We are switching to Windows 7 on all our computers at school that can work with Windows 7. This means a lot of “free” open source software will not work; so we are “losing” all those programs. My main concern is losing the drawing program TUX PAINT for the K, 1, 2 students. Paint is too hard for them to learn, I think. Are there any other programs/software that could replace that “free” slot?
I haven’t heard that TuxPaint doesn’t work on Win 7. Anyone have experience with that?
Nevertheless, what’s important is that in this particular case it doesn’t work. There is another fun paint program called Kerpoof. It is entirely online–no download–and has many of the tools TuxPaint provides to teach essential mouse skills–drag-and-drop, click and double-click, drag (to paint). You can make a card, a drawing, and/or a story. It has tutorials and tips, and provides lesson plans and cross-references them with state standards. You can also sign up an entire class so you can track them (although the standard Kerpoof drawing program is free). Many teachers use it in the classroom in conjunction with KidPix/TuxPaint.
Drawings are done in KidPix. Assign topics (me, my family, etc) for grades K-1 to reinforce the concept of following directions. With 2nd grade, use one picture for each of the parts of a story—characters, plot, setting, climax/resolution. Mix pictures and text. Students can show these to parents at Open House or a parent night using Windows slideshow function (something they can do without assistance after a bit of practice)

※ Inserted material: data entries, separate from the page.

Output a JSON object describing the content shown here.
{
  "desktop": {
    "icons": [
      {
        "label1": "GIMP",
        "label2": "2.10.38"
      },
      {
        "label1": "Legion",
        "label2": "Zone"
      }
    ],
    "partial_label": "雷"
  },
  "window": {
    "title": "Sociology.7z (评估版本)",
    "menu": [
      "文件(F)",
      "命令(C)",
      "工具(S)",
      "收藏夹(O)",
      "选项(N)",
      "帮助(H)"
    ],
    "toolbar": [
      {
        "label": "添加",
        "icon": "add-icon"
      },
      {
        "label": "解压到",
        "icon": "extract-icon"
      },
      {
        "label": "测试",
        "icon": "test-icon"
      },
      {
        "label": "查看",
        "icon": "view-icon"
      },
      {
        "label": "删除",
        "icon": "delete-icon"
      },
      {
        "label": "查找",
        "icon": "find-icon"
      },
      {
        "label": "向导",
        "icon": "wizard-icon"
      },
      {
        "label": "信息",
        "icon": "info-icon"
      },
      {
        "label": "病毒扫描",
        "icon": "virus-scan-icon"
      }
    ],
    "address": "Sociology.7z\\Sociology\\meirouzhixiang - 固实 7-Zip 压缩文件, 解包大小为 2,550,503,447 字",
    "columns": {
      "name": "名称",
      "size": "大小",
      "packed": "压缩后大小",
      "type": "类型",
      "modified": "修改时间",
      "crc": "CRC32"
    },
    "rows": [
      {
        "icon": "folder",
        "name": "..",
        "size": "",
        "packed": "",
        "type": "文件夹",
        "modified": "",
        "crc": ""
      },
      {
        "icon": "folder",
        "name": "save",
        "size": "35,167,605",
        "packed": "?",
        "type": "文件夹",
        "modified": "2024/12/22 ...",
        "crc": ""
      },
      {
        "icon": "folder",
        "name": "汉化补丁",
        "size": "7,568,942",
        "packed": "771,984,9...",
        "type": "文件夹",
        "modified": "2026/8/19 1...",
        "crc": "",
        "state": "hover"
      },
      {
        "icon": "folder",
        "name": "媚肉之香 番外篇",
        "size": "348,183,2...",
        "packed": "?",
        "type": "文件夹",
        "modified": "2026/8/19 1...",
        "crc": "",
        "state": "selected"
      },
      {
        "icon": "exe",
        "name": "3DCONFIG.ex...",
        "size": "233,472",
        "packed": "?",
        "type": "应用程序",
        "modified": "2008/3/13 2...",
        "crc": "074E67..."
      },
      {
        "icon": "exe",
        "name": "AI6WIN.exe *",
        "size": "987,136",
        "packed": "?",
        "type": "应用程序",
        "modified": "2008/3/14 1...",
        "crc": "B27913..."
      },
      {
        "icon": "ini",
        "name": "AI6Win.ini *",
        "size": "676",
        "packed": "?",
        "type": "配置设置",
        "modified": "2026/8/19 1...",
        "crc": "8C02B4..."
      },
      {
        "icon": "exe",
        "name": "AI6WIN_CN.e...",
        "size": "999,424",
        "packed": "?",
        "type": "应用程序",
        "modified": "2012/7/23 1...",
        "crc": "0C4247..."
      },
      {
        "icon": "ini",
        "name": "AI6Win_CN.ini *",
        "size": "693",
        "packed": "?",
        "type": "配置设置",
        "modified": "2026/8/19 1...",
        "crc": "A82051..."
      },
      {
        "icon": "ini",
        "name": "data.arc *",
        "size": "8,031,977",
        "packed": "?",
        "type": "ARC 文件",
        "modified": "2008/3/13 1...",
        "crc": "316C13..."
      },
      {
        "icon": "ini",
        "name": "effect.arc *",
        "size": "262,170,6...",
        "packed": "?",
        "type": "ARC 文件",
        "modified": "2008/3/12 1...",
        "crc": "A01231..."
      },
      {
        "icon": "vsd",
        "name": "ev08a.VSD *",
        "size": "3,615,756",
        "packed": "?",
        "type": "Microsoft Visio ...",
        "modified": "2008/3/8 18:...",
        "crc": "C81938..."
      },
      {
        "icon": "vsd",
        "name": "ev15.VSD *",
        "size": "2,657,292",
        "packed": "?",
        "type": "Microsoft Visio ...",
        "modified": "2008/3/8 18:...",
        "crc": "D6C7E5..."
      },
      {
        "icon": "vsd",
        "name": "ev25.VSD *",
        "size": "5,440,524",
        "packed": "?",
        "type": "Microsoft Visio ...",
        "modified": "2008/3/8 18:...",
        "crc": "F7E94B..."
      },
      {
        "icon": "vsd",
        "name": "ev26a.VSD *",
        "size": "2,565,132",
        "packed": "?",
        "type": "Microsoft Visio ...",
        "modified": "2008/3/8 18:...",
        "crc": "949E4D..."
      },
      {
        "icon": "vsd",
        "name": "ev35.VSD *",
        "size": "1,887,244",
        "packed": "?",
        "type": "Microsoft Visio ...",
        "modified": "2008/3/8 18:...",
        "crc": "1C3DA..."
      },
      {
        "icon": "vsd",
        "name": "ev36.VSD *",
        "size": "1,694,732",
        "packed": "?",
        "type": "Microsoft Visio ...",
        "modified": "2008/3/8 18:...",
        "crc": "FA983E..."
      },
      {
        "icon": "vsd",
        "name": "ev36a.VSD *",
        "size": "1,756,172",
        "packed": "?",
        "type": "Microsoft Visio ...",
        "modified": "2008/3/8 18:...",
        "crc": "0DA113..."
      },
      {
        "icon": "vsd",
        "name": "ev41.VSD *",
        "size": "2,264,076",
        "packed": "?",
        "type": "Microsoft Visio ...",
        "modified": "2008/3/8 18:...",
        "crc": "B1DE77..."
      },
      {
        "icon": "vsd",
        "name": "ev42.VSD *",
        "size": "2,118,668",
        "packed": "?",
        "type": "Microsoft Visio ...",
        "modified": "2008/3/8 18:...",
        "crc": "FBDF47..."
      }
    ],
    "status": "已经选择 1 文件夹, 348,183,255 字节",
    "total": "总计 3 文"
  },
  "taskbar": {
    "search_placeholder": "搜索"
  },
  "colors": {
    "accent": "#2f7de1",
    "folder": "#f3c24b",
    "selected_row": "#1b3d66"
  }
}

Every Friday I’ll send you a wonderful website that my classes and my parents love. I think you’ll find they’ll be a favorite of your students as they are of mine.
One of the best ways to get students interested in technology is allow them to personalize their work area. That starts with placing wallpaper of their choice on their desktop. Read on: (more…)

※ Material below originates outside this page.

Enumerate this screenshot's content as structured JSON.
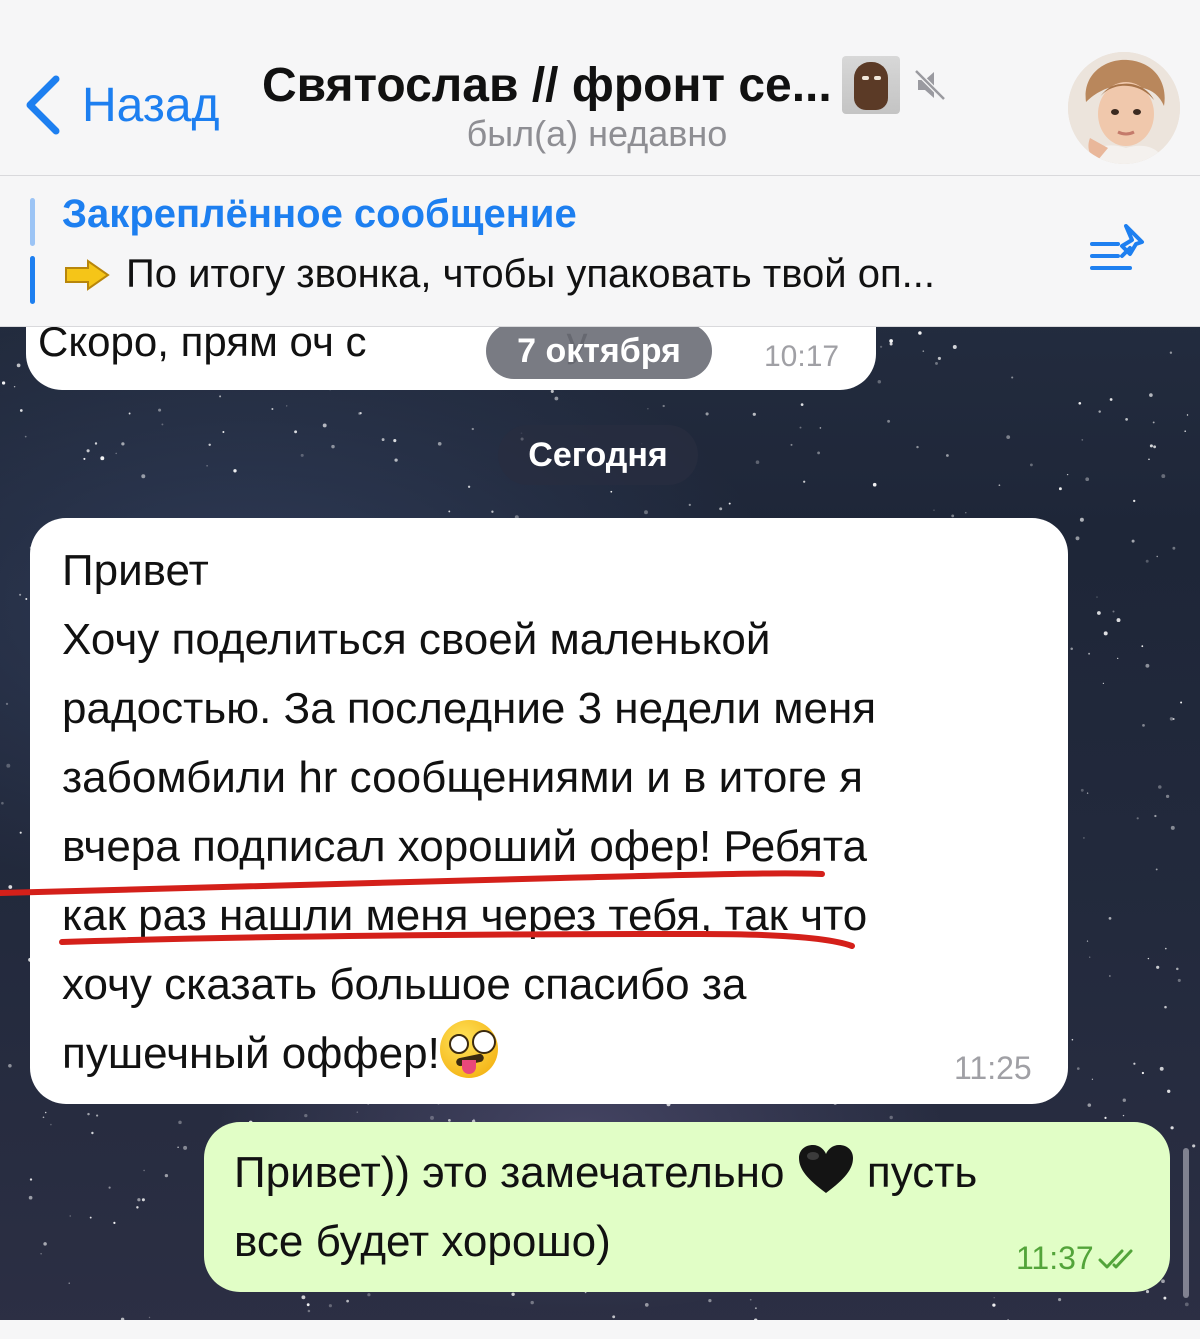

Are you here for a lesson plan… Tech tips… Humor? Click the category below and you’re there.[caption id="attachment_1055" align="aligncenter" width="154" caption="52 weeks of tech tips"][/caption] [caption id="attachment_1057" align="aligncenter" width="150" caption="KidPix lessons for K-2"][/caption] [caption id="attachment_1058" align="aligncenter" width="150" caption="Google Earth lesson plans"][/caption] [caption id="attachment_1059" align="aligncenter" width="150" caption="Photoshop lesson plans"][/caption] [caption id="attachment_1063" align="aligncenter" width="150" caption="Web 2.0 lesson plans"][/caption] [caption id="attachment_1064" align="aligncenter" width="150" caption="MS Word lesson plans"][/caption] [/caption] [caption id="attachment_1072" align="aligncenter" width="150" caption="Take a break"][/caption]
Use this not only to create a gift for parents, but to practice writing skills, grammar, MS Word’s spell check. I have student compose the memory one week and we format it the next. For beginning writers, use KidPix and its text tools. (more…)
Drawings are done in KidPix. Assign topics (me, my family, etc) for grades K-1 to reinforce the concept of following directions. With 2nd grade, use one picture for each of the parts of a story—characters, plot, setting, climax/resolution. Mix pictures and text. Younger students can show these to parents at Open House or a parent night using Windows slideshow function (something they can do without assistance after a bit of practice). Second graders can create a PowerPoint slideshow that will knock the socks off of their parents.
This is the first of about six projects in PowerPoint (see sidebar for more). Start with this one and build up to the last. (more…)